It causes me to question other things. Over the weekend I went to two events: first, the 11th Annual LGBTQA Fundraiser. It was a wonderful event as is usually the case; the second was the opening night of the new production at the Bloomsburg Theatre Ensemble. The play was titled The Curious Incident of the Dog in the Nighttime and the primary actor was a young man named Stephen Fala. Incredible and stunning are the two words that come to mind. Oops @)%*T#! I hit publish rather than update.  More to come. . . . I sometimes wonder, and it is not that difficult to imagine, what it might have been like to be a person with a learning disability. I do have physical disabilities because of my Crohn’s, though many might question that categorization. I know that I am fortunate being as premature as I was in 1955. I am still somewhat stupefied by the fact that I did not have more complications from a 17 oz. birthweight. I remember as a child having family friends who had a child who had severe mental disabilities. Back that time, he was not even living at home. What it causes me to remember is how incredibly fortunate I am to have the capabilities I do. As I sit here my office, I look at the abilities of so many capable people and I see such a variety of effort put forth. I know from my own life, it took some time to realize that putting forth a strong effort was not only reasonable, it was necessary.

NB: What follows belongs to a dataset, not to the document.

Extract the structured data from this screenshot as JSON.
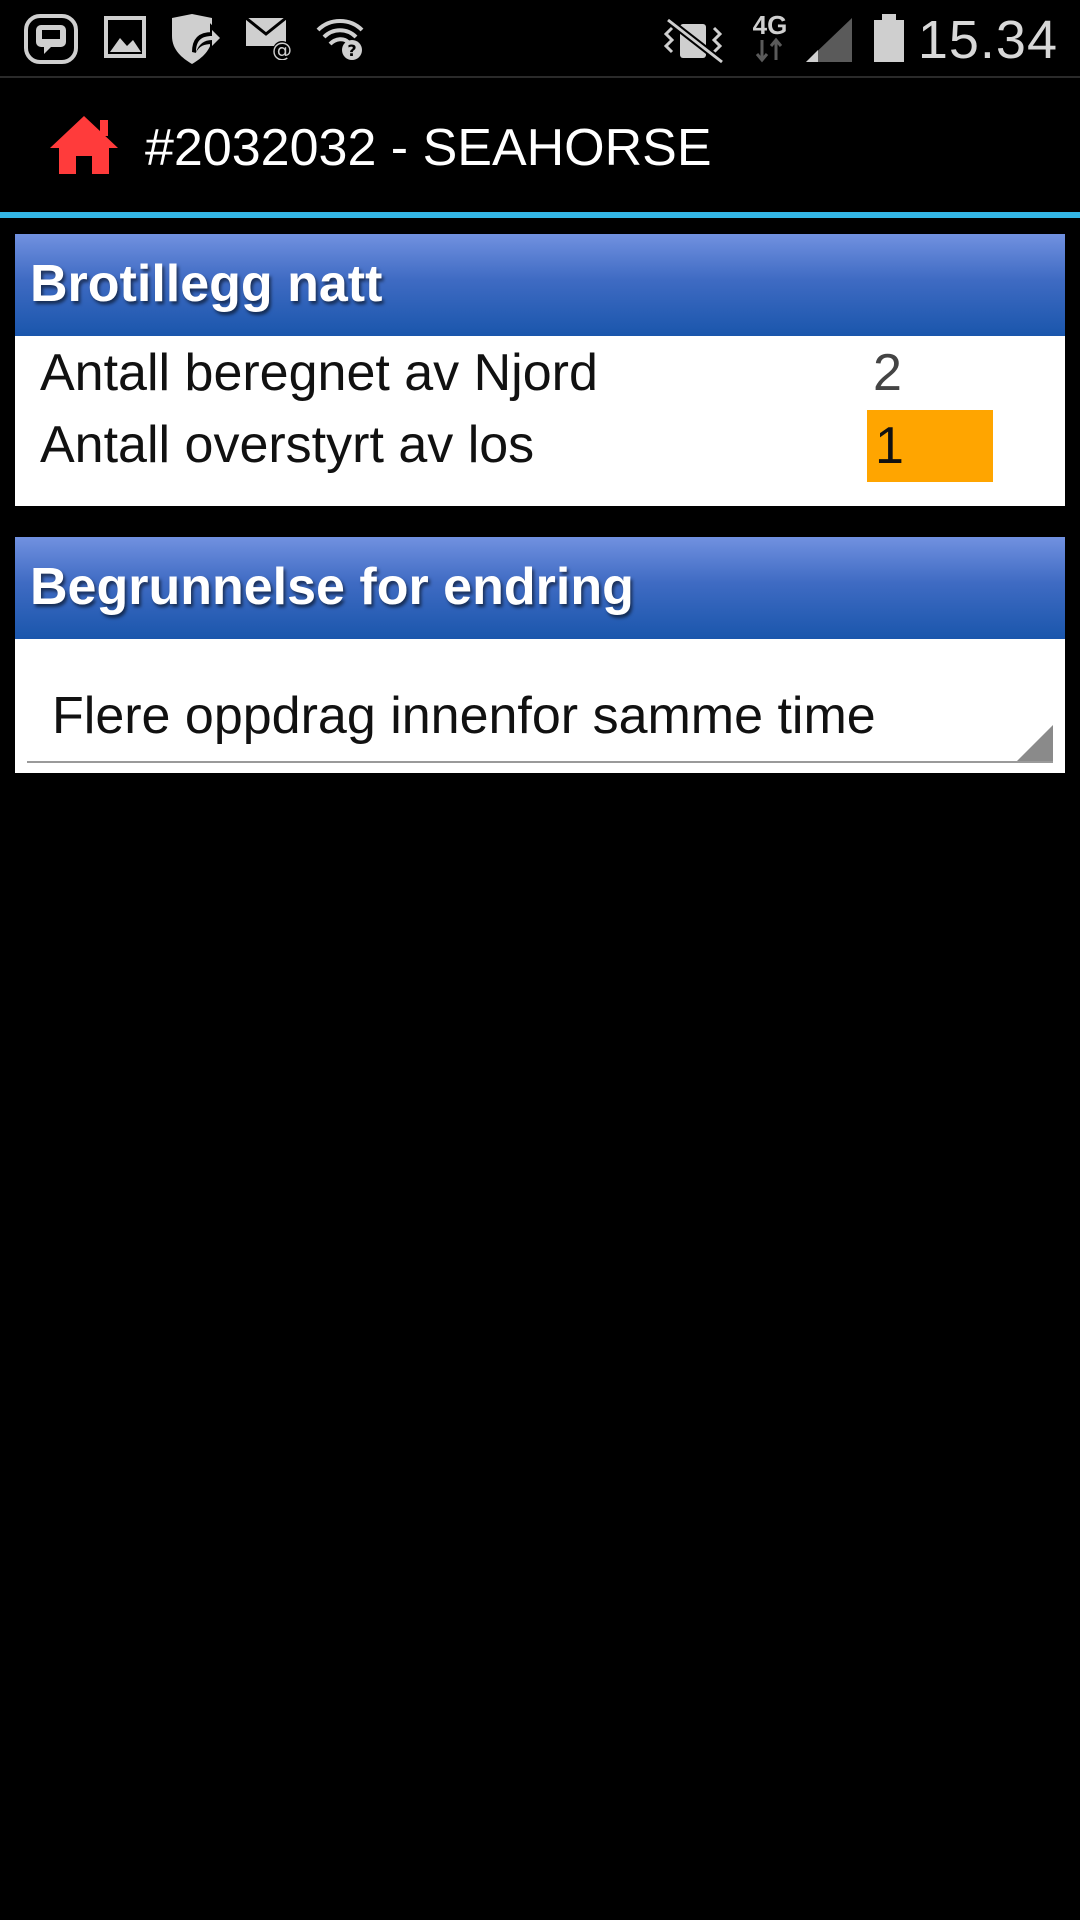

Well, I have other necessary things to manage: grading, bills, medical stuff, and a boatload of other things. All in all, it will be another busy week, but it is all good. Indeed, it is more than a feeling, it just is. The one band I wish I would have been able to see in concert back in the day, and it reminds me of when I first attempted college. Enjoy.

Thanks as always for reading.

Dr. Martin